Being, becoming, subsumption

One of the fundamental tensions within Marx’s writings arises from the complex relationship between the systematic and historical aspects of his description of capitalist society. 1 A century and a half after the publication of Capital – and in light of the historical adventures of communism that must, for the most part, be considered as […]

‘Everything can be made better, except man’

Over the past decade or so, Frédéric Lordon has morphed from Spinozist social philosopher and canny heterodox critic of political economy with a formation in Regulation Theory to one of the most prominent intellectual voices of the radical Left on the French scene1 – a shift crystallised by his protagonism during the Nuit Debout protests […]

Human species as biopolitical concept

I submit that the current situation created by the Covid-19 pandemic and its biopolitical consequences reveals something new in the ontological status of the human species which also involves an anthropological ‘revolution’. 1 This is something more than the fact that the combined tendencies called ‘globalisation’ (which, regardless of whether we assign them a recent […]

Dramatic differences

Exchange: Marx’s theatre of economic categories It is a privilege to read Asad Haider’s critical response to my article, ‘The Theatre of Economic Categories: Rediscovering Capital in the late 1960s’ in Radical Philosophy 2.08). 1 His enthusiastic defence of Althusser’s theoretical innovation allows one to witness the impact of Reading Capital on a disciple who […]

The human mask

Exchange: Marx’s theatre of economic categories All the characters in this misunderstanding are on stage here, each playing the part ascribed to it by the effect expected of this theatre. Louis Althusser, Reading Capital You too, my friend, should have come here in disguise – as a respectable doctor of scholastic philosophy. It’s my mask […]

The inorganic body in the early Marx

The effort to revive and recover critical theory and its intellectual precedents has become more difficult at a time in which ‘critique’ is regularly denounced as negative, skeptical and anthropocentric.
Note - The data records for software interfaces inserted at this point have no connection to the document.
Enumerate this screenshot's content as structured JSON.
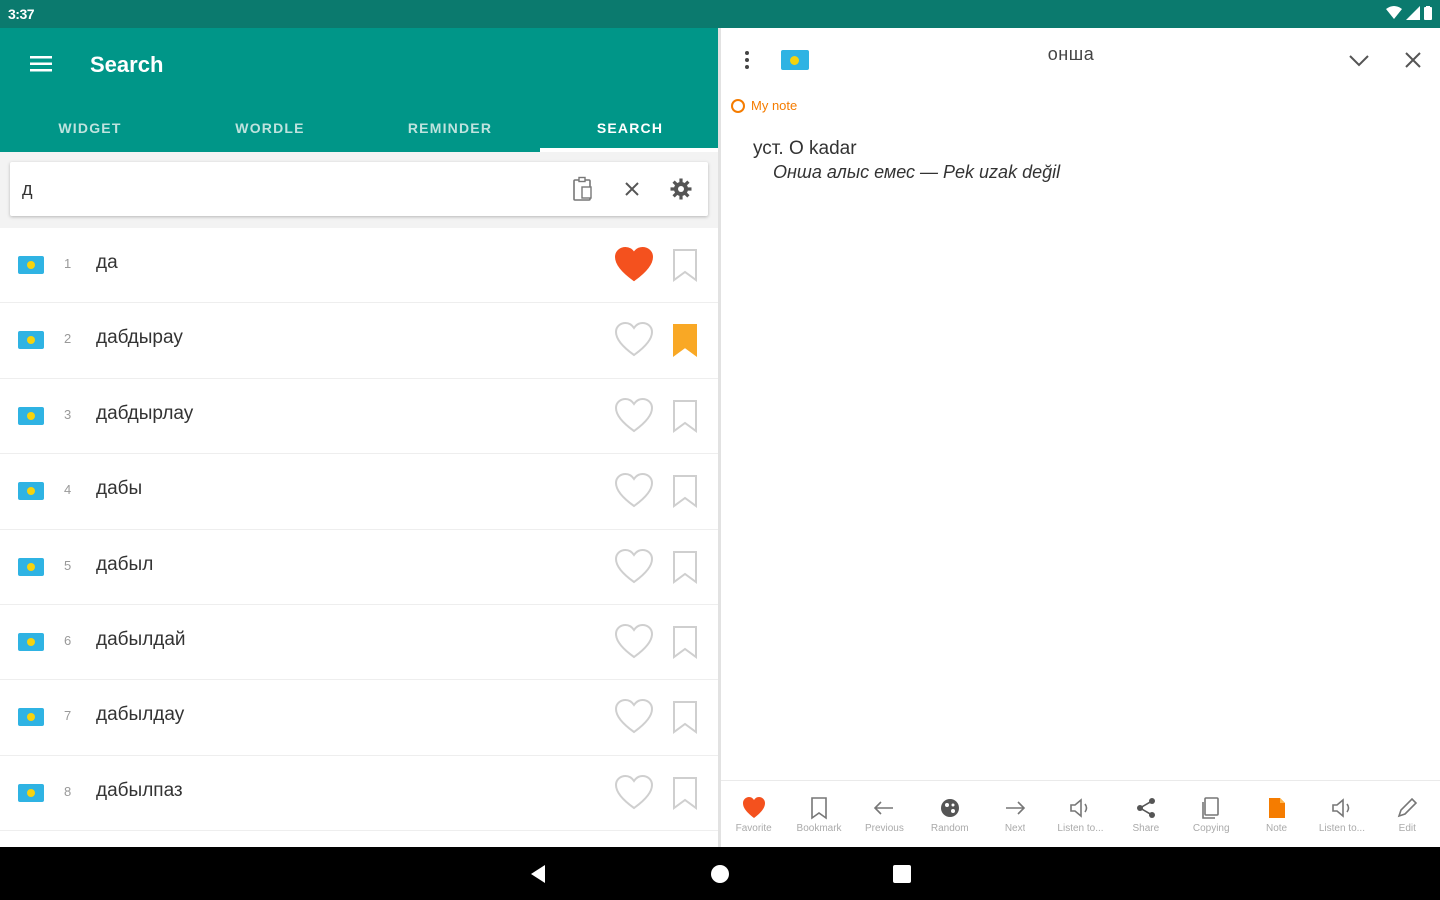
{
  "status_bar": {
    "time": "3:37"
  },
  "left_panel": {
    "title": "Search",
    "tabs": [
      {
        "label": "WIDGET",
        "active": false
      },
      {
        "label": "WORDLE",
        "active": false
      },
      {
        "label": "REMINDER",
        "active": false
      },
      {
        "label": "SEARCH",
        "active": true
      }
    ],
    "search": {
      "value": "д"
    },
    "results": [
      {
        "index": "1",
        "word": "да",
        "favorite": true,
        "bookmark": false
      },
      {
        "index": "2",
        "word": "дабдырау",
        "favorite": false,
        "bookmark": true
      },
      {
        "index": "3",
        "word": "дабдырлау",
        "favorite": false,
        "bookmark": false
      },
      {
        "index": "4",
        "word": "дабы",
        "favorite": false,
        "bookmark": false
      },
      {
        "index": "5",
        "word": "дабыл",
        "favorite": false,
        "bookmark": false
      },
      {
        "index": "6",
        "word": "дабылдай",
        "favorite": false,
        "bookmark": false
      },
      {
        "index": "7",
        "word": "дабылдау",
        "favorite": false,
        "bookmark": false
      },
      {
        "index": "8",
        "word": "дабылпаз",
        "favorite": false,
        "bookmark": false
      }
    ]
  },
  "right_panel": {
    "word": "онша",
    "note_label": "My note",
    "definition": "уст. O kadar",
    "example": "Онша алыс емес — Pek uzak değil",
    "toolbar": [
      {
        "label": "Favorite",
        "icon": "heart-icon"
      },
      {
        "label": "Bookmark",
        "icon": "bookmark-icon"
      },
      {
        "label": "Previous",
        "icon": "arrow-left-icon"
      },
      {
        "label": "Random",
        "icon": "random-icon"
      },
      {
        "label": "Next",
        "icon": "arrow-right-icon"
      },
      {
        "label": "Listen to...",
        "icon": "speaker-icon"
      },
      {
        "label": "Share",
        "icon": "share-icon"
      },
      {
        "label": "Copying",
        "icon": "copy-icon"
      },
      {
        "label": "Note",
        "icon": "note-icon"
      },
      {
        "label": "Listen to...",
        "icon": "speaker-icon"
      },
      {
        "label": "Edit",
        "icon": "pencil-icon"
      }
    ]
  },
  "colors": {
    "primary": "#009688",
    "status_bar": "#0b7a6e",
    "favorite": "#f4511e",
    "bookmark": "#f9a825",
    "note": "#f57c00"
  }
}
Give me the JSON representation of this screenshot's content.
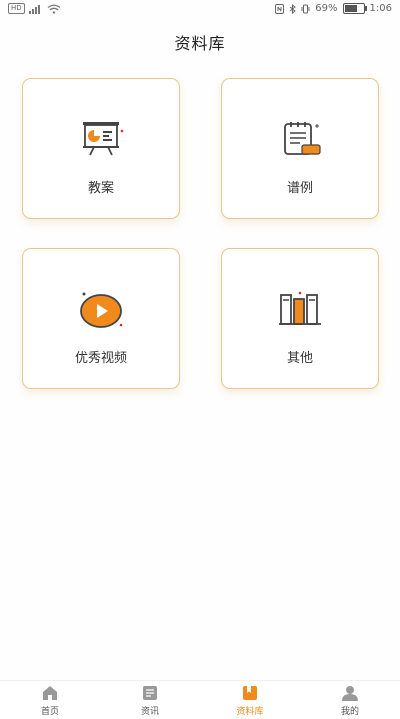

Bruno Latour, for instance, imagines that when we speak about what is ‘critical’, we have in mind a fully negative project, a practice of debunking […]

Hegel and the advent of modernity

Abstraction is a bitter chalice but modernity must drain it to the dregs and reeling in simulated inebriation, proclaim it the ambrosia of the gods. Henri Lefebvre, Introduction to Modernity Bitter abstraction. In which the distance between cause and effect is developed with the aid of weaponry and mathematics to produce morbid symptoms in the […]

Marx in Algiers

The following text is the last chapter of a book on Marx that will be published later this year in English under the title In the Marxian Workshops: Producing Subjects. Articulated in ten short chapters, the book combines a close reading of some of Marx’s texts with a concern for the ways in which his […]

Truly Liberating

Yotam feldman Dialectics of liberationKevin B. Anderson and Russell Rockwell, eds, The Dunayevskaya–Marcuse–Fromm Correspondence, 1954–1978: Dialogues on Hegel, Marx and Critical Theory, Lexington Books, Lanham MD and Plymouth, 2012, 269 pp., £49.95 hb., £21.95 pb., 978 0 73916 835 6 hb., 978 0 73916 836 3 pb. Raya Dunayevskaya died in 1987 aged 77, but […]

Why Keynes was wrong

Terry Eagleton, Why Marx Was Right, Yale University Press, New Haven CT, 2011. 258 pp., £16.99 hb., 978 0 30016 943 0. Paul Mattick, Business As Usual: The Economic Crisis and the Failure of Capitalism, Reaktion Books, London, 2011. 126 pp. £12.95 pb., 978 1 86189 801 2. Stephen Harper In 2008, as journalists and pundits struggled to account for […]

Humanism = Speciesism

Humanism = Speciesism Marx on Humans and Animals Ted Benton INTRODUCTION This paperl is intended to fonn part of a more extended exploration of some key texts ofMarx from the standpoint of the so-called ‘new’ social movements (though some of these pre-date the Marxist tradition itself!). Here, I shall be focussing on the early work […]

‘Affectivity’, British Society for Phenomenology Conference,British Society for Phenomenology Conference, 3–5 April 1998, Oxford; John Macmurray 6–9 April 1998, Aberdeen;

News Affectivity British Society for Phenomenology Conference, 3–5 April 1998, OxfordWebbʼs critical questioning focused on the issue of whether Heidegger is able to think radically enough the differentiation – which occurs in and through the saying of language – between a thing and its horizon of givenness, which is thereby the dimension of the thingʼs […]

Who needs postcoloniality?

Who needs postcoloniality? A reply to Lindner Harry harootunian In Marx’s articles for the New York Tribune on British colonialism in India and the events leading to the Second Anglo-Chinese War (Opium War), critics have caught sight of a double mission attributed by him to British imperialism and colonialism to tear down the structure of […]